I was on a business trip this week that made it very difficult for me to keep up with political news, and I clearly picked the wrong week! I’ve now caught myself up–at least on the health care front, where I think constituent pressure has the greatest potential to do the greatest good right now–and I want to take a stab at explaining where things stand.
After weeks of speculation about what the ACA repeal & replacement bill might look like (including Collins’ own not-entirely-awful bill which was always DOA due to its need for 60 votes), Republican leaders have finally decided on a revised plan for repealing the ACA: rapidly ram it through the House in a form that could pass the Senate with only 50 votes, then immediately take it to the Senate floor before the early April recess and dare Senate R’s to get in the way of the runaway train delivering their #1 policy goal. Given how slowly health legislation is supposed to be developed, and how much of a political quagmire health care reform is in this country–seven Presidents tried to do it before Barack Obama finally succeeded with the help of congressional supermajorities–this seems a hail mary pass strategy on the part of Paul Ryan and Mitch McConnell. But with the bill triggering $600 billion in tax cuts to the wealthy and enabling a massive $2.4 trillion in further tax cuts to the wealthy, there is definitely a chance that 50 Senate R’s will fall in line and it will pass.
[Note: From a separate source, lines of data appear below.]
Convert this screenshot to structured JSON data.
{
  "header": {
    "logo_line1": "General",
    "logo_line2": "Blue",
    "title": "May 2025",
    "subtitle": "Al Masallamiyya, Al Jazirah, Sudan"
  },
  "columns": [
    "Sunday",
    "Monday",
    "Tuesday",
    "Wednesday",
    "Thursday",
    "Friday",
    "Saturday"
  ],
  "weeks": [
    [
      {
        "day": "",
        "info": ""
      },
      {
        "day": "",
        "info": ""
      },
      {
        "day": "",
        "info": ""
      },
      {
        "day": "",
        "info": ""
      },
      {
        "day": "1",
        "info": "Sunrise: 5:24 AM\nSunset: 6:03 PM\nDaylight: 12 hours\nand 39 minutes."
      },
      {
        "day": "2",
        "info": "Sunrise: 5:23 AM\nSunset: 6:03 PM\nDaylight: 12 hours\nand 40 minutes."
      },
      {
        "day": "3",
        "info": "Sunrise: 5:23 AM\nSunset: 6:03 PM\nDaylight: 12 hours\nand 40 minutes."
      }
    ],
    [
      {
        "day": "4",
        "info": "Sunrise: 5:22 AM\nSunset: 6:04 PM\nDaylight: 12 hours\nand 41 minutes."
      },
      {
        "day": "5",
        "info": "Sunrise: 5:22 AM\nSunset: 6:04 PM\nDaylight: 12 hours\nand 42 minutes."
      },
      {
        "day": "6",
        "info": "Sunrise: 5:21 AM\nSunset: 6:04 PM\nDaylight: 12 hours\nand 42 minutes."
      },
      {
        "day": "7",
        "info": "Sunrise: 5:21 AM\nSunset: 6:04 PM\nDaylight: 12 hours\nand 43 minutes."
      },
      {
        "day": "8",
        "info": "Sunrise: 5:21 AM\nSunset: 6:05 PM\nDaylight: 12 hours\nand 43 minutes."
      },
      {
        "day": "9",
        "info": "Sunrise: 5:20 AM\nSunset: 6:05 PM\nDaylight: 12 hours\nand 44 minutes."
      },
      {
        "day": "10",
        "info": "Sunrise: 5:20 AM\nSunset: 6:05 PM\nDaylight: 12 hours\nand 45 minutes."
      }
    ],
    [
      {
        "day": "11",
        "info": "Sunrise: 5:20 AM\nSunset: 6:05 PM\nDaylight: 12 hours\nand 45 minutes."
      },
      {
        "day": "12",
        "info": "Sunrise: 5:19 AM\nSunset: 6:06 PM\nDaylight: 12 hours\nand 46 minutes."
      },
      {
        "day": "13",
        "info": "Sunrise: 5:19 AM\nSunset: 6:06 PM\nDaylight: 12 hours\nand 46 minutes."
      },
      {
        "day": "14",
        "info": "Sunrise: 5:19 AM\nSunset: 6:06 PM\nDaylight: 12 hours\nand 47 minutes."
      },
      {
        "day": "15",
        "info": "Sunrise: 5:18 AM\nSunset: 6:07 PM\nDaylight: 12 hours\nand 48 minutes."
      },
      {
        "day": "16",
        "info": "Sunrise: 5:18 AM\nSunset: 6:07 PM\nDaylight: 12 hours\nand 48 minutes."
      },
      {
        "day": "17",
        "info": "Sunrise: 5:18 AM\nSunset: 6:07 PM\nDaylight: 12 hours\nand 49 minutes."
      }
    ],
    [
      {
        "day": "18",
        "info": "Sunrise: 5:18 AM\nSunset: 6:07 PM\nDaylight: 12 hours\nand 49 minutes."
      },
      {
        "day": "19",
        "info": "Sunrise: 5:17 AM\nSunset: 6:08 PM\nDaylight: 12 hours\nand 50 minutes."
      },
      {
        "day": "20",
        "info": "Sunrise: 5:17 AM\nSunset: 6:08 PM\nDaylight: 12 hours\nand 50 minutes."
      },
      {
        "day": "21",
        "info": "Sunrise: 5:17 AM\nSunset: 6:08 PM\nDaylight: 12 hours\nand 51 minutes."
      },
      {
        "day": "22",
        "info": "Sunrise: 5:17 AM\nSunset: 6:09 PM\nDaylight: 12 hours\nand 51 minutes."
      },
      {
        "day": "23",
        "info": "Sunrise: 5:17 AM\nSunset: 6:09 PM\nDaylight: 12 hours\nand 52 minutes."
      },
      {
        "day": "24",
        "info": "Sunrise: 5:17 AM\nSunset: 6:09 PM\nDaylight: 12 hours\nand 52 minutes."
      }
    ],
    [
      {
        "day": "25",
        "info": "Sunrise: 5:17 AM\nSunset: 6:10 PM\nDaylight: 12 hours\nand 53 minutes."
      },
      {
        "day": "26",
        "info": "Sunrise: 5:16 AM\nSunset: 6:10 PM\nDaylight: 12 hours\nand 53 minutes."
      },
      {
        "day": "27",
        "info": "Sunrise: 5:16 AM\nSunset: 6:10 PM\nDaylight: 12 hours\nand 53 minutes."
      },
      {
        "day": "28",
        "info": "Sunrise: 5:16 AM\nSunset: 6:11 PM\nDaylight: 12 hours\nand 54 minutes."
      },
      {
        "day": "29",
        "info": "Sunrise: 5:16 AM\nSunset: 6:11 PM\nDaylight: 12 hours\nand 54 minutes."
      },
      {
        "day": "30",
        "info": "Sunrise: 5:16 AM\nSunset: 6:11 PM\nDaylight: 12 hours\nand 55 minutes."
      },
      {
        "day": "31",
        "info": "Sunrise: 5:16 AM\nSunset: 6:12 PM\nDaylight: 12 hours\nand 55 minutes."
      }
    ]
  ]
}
The Ryan/McConnell gambit is truly extraordinary in the degree to which it is tossing aside the norms of the traditional legislation process. The bill–now known as the AHCA–was drafted in secret, with only certain House Republicans allowed to see it last week before its public announcement on Monday. Instead of getting deliberated and revised in House committees for months as was done with the ACA, the bill passed both its key House committees on party-line votes on Thursday, only three days after its unveiling. Next week, the bill will be voted on in the House Budget committee, followed by a vote in the full House by the end of the month. Incredibly, Mitch McConnell has even suggested that he may bring the House bill directly to the Senate floor for a vote, bypassing revisions and votes in the Senate HELP (on which Collins sits) and Finance committees. Finally, the Congressional Budget Office has not even completed its score of the bill to estimate how many people would be covered and at what cost, a step that has historically been fundamental to how bills take shape.
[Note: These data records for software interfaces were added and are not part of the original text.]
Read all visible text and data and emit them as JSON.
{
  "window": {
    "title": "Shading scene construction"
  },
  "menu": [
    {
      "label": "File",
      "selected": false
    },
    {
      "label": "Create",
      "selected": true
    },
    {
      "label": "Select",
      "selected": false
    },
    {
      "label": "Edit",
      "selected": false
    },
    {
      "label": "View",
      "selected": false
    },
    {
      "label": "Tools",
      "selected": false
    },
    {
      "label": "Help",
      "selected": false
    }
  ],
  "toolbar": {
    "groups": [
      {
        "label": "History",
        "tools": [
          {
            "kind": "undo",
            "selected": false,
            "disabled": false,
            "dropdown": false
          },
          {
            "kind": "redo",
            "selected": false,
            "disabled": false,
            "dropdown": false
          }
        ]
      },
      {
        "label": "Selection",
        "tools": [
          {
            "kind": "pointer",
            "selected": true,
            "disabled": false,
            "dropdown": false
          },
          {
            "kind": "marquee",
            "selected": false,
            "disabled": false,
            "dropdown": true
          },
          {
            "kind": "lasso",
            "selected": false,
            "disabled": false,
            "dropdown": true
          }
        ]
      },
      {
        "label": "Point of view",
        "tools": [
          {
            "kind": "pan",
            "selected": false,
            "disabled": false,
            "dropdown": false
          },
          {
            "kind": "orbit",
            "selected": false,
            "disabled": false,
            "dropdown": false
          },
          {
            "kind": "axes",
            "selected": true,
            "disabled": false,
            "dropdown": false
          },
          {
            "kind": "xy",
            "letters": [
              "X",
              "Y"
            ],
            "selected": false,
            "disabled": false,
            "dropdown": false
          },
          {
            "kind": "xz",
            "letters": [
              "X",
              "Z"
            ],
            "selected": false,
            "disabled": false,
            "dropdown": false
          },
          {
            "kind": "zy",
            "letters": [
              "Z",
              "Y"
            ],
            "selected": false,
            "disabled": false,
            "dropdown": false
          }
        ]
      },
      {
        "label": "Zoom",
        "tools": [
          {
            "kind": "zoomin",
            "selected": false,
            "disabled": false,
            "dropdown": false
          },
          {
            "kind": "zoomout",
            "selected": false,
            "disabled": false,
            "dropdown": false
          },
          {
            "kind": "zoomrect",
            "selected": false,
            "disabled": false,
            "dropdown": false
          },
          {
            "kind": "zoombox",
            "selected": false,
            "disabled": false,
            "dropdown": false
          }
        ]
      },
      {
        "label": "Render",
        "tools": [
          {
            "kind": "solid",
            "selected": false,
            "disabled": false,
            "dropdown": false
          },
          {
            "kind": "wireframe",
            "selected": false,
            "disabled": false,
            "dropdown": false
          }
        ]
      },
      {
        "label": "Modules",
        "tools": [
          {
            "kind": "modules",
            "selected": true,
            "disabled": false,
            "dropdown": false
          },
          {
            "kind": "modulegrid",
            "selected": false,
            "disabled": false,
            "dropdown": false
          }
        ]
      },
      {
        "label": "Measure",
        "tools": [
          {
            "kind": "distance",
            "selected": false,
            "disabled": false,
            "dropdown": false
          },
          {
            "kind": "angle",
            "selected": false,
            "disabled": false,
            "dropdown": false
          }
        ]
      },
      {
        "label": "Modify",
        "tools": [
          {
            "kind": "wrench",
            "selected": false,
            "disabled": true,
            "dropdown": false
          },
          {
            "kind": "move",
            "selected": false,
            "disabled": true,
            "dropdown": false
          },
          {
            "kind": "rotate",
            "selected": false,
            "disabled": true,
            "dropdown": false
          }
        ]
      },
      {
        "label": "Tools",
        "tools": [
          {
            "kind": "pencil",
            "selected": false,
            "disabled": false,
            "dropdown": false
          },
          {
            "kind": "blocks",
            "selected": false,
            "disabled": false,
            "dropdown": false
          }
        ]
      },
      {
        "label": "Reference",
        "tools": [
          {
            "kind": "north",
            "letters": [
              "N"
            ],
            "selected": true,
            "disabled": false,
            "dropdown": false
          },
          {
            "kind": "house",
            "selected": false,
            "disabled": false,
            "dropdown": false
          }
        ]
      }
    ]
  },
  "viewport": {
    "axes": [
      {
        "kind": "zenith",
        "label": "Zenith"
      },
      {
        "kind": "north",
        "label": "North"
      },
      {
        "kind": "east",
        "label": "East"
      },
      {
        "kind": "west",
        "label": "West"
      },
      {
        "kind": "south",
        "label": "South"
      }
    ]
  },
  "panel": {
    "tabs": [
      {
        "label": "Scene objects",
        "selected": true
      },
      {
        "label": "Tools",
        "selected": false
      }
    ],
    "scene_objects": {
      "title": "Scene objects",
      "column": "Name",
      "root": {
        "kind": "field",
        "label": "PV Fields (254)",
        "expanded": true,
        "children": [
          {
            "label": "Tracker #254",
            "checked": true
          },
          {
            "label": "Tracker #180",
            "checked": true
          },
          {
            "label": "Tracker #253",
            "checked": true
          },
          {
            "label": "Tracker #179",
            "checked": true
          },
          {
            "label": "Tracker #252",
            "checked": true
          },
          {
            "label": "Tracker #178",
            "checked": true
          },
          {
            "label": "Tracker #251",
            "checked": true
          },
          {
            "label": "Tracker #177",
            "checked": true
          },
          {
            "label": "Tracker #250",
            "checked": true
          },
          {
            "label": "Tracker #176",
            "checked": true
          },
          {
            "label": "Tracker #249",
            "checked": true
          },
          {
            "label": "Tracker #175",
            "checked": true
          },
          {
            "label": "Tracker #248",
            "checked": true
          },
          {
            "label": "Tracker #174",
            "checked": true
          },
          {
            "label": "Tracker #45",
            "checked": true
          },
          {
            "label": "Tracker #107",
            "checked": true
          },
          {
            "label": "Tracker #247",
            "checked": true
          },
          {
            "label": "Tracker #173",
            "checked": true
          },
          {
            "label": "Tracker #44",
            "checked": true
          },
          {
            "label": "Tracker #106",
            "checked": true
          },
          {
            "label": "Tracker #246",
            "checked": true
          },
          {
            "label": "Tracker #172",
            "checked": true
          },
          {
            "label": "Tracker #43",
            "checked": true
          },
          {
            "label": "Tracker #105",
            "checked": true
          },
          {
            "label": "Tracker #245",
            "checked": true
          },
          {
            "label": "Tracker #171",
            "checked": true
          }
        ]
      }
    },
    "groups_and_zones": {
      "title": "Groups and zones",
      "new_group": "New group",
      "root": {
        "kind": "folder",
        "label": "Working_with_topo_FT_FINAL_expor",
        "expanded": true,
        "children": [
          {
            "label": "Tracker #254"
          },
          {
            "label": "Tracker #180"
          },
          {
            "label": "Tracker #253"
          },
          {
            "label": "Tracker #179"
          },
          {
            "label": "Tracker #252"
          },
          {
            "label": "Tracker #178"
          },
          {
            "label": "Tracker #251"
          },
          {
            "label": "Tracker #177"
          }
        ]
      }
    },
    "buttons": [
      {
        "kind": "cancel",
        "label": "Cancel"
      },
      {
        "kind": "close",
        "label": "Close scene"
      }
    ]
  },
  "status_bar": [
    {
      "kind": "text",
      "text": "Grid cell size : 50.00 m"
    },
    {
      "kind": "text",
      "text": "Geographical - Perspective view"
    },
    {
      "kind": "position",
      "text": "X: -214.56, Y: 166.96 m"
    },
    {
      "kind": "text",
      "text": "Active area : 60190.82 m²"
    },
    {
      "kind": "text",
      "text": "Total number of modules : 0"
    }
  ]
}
The strategy of racing forward with the bill’s passage is largely because the bill stinks. No one likes it. Even without the official CBO score, the consensus is that it will result in many millions fewer people having health coverage, and that older, poorer, and more rural Americans in particular will be much worse off. Many economists believe the AHCA’s current language will trigger a death spiral in insurance markets. The only people who are better off under the bill are the wealthy, to whom will flow $600 billion in tax cuts.
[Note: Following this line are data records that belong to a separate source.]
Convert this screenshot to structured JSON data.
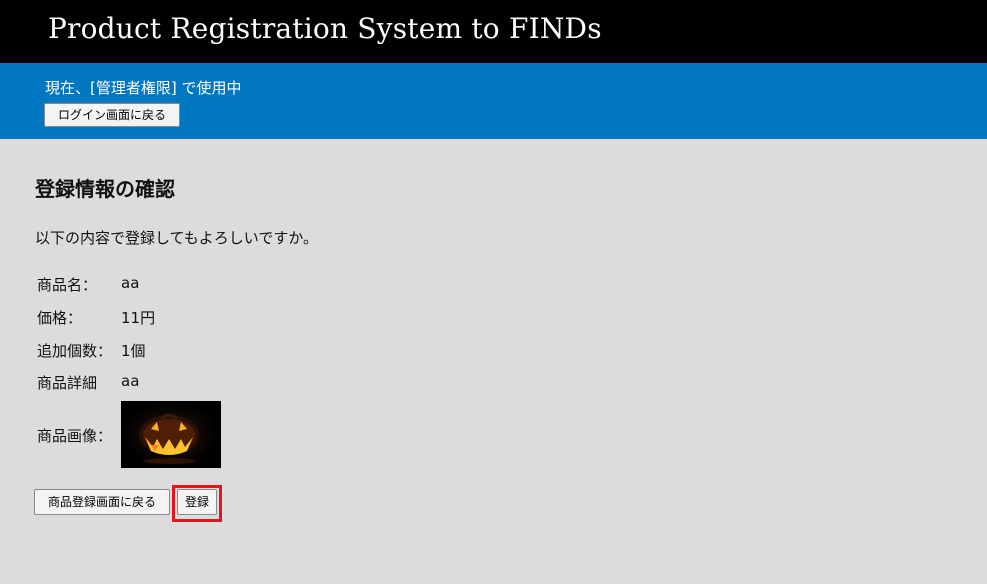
{
  "header": {
    "app_title": "Product Registration System to FINDs"
  },
  "user_bar": {
    "status_text": "現在、[管理者権限] で使用中",
    "back_to_login_label": "ログイン画面に戻る"
  },
  "main": {
    "title": "登録情報の確認",
    "intro": "以下の内容で登録してもよろしいですか。",
    "fields": {
      "name": {
        "label": "商品名：",
        "value": "aa"
      },
      "price": {
        "label": "価格：",
        "value": "11円"
      },
      "quantity": {
        "label": "追加個数：",
        "value": "1個"
      },
      "detail": {
        "label": "商品詳細",
        "value": "aa"
      },
      "image": {
        "label": "商品画像：",
        "icon": "jack-o-lantern-image"
      }
    },
    "buttons": {
      "back_label": "商品登録画面に戻る",
      "register_label": "登録"
    }
  },
  "colors": {
    "header_bg": "#000000",
    "user_bar_bg": "#0077c0",
    "page_bg": "#dcdcdc",
    "highlight": "#e0171d"
  }
}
So where is Collins on all this? She sat with Katie Couric two days after the AHCA bill was released and admitted she “wasn’t crazy about it” but wanted to reassure America that it was very much a “work in progress.” She is clearly hoping to slow the legislative process down and improve the bill, but still seems supportive of repealing the ACA in general, which she falsely suggests is already “in a death spiral in many states” (at 2:20 in the interview). It seems as though she’s sat in so many caucus meetings over the years where she’s been fed negative Republican talking points about the ACA that she’s incapable of seeing it as the largely successful policy it has been. Some reverse-brainwashing from constituents who have benefited from the law is desperately needed.
The good news is that the AHCA is in danger of losing Senators on the right, too, with Paul and Lee signaling displeasure with the bill, Cruz needing serious convincing, and many House Republicans in danger of withdrawing their support if the measure to halt Planned Parenthood funding is removed–something that would likely be necessary to win over Collins and Murkowski. This all means that finding a final bill that 50 Senators will vote for is going to be extremely difficult.
Collins is not likely to take a clear position on the AHCA bill until 1) it’s been scored by the CBO and 2) it’s been passed by the House, both of which will likely occur in the next two weeks. If we can persuade Collins to come out against the AHCA early, the bill will most likely fail, which will in turn grind the Ryan/McConnell/Trump legislative agenda to a halt.
So let’s get to work and start calling on Collins to oppose the AHCA bill!
Thanks for all you do,